> Your assignment: Look through the data below. Collect every line where the word "label" occurs.

━━━━━ Exercise data ━━━━━

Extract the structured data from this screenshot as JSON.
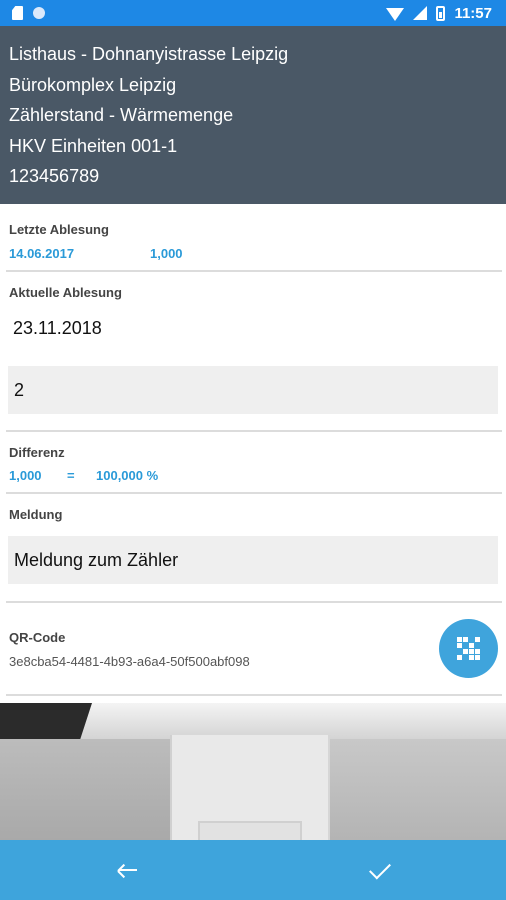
{
  "status_bar": {
    "time": "11:57",
    "icons": [
      "sim-card-icon",
      "notification-dot-icon",
      "wifi-icon",
      "signal-icon",
      "battery-icon"
    ]
  },
  "header": {
    "lines": [
      "Listhaus - Dohnanyistrasse Leipzig",
      "Bürokomplex Leipzig",
      "Zählerstand - Wärmemenge",
      "HKV Einheiten 001-1",
      "123456789"
    ]
  },
  "last_reading": {
    "label": "Letzte Ablesung",
    "date": "14.06.2017",
    "value": "1,000"
  },
  "current_reading": {
    "label": "Aktuelle Ablesung",
    "date": "23.11.2018",
    "value": "2"
  },
  "difference": {
    "label": "Differenz",
    "value": "1,000",
    "equals": "=",
    "percent": "100,000 %"
  },
  "message": {
    "label": "Meldung",
    "placeholder": "Meldung zum Zähler"
  },
  "qr": {
    "label": "QR-Code",
    "id": "3e8cba54-4481-4b93-a6a4-50f500abf098",
    "button_icon": "qr-code-icon"
  },
  "bottom_bar": {
    "back_icon": "arrow-left-icon",
    "confirm_icon": "checkmark-icon"
  },
  "colors": {
    "status_bar": "#1e88e5",
    "header_bg": "#4a5866",
    "accent_blue": "#2a9ad8",
    "bottom_bar": "#3ea4dc"
  }
}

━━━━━

> Result for this task:
    "label": "Letzte Ablesung",
    "label": "Aktuelle Ablesung",
    "label": "Differenz",
    "label": "Meldung",
    "label": "QR-Code",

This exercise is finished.